- William Clancey, Maarten Sierhuis, Richard Alena, John Dowding, Jeffrey Graham, Shannon Rupert, Daniel Berrios, Kim Tyree, Robert Hirsh, W. Brent Garry, Abigail Semple, Simon Buckingham Shum, and Nigel Shadbolt (2005). "Automating CapCom Using Mobile Agents and Robotic Assistants", 1st Space Exploration Conference: Continuing the Voyage of Discovery. Space Exploration Conferences. Accessed online Nov 26, 2018: https://arc.aiaa.org/doi/abs/10.2514/6.2005-2659
- "Apollo 13 essay – Hamish Lindsay". www.honeysucklecreek.net. Retrieved 2 October 2017.
- Navias, Rob. "Flight Control of STS-69". Johnson Space Center. Archived from the original on 18 March 2010. Retrieved 17 August 2013.
Booster Systems Engineer (BOOSTER) Monitors main engine and solid rocket booster performance during ascent phase
- "Space Shuttle Transoceanic Abort Landing (TAL) Sites" (PDF). National Aeronautics and Space Administration. December 2006. Retrieved 2009-07-01.
- Liebergot, Sy (2003). Apollo EECOM : Journey of a Lifetime: Apogee Books Space Series 31. ISBN 1-896522-96-3.
- Murray, Charles; Cox, Catherine Bly (1989). Apollo: The Race to the Moon. New York: Simon and Schuster. ISBN 0-671-61101-1.

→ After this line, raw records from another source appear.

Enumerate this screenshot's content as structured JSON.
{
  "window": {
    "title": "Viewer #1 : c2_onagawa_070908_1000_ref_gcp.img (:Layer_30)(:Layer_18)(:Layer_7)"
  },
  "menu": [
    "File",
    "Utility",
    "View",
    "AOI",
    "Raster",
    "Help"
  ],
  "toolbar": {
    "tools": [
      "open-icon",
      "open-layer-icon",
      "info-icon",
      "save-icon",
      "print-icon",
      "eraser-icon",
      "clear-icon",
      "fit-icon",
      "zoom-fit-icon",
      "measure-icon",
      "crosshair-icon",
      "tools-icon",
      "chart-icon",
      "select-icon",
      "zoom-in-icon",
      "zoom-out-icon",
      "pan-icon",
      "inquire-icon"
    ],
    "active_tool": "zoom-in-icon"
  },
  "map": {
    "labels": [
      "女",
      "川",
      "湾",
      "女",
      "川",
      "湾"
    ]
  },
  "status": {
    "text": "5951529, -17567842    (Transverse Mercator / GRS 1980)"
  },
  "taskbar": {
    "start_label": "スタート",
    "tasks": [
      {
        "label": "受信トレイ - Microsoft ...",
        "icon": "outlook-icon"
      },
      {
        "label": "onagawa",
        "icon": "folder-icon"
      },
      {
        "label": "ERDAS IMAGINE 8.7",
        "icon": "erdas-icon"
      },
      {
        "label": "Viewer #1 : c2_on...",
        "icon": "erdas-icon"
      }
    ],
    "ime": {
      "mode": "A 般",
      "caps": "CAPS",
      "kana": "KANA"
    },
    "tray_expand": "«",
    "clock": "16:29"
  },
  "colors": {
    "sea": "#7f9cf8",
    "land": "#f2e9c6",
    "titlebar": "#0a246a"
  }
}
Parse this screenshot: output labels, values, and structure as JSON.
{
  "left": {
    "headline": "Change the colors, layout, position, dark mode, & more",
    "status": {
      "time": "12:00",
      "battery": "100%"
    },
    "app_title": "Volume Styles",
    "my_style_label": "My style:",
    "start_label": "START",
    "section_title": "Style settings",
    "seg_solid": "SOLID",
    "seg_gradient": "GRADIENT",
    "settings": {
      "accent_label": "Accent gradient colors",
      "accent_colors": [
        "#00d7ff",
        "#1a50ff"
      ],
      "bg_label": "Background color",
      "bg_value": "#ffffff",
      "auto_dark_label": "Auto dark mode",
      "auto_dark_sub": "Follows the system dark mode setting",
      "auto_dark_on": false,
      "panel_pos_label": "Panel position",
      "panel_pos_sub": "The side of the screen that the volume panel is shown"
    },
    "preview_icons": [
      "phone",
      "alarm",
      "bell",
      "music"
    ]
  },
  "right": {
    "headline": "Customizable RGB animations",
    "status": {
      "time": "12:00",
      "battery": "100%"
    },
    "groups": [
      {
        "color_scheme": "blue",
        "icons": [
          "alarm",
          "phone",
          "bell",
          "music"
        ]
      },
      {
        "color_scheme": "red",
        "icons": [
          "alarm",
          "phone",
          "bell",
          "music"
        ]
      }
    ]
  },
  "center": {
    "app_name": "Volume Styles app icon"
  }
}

- National Park Service mission control page
- Space Station Live!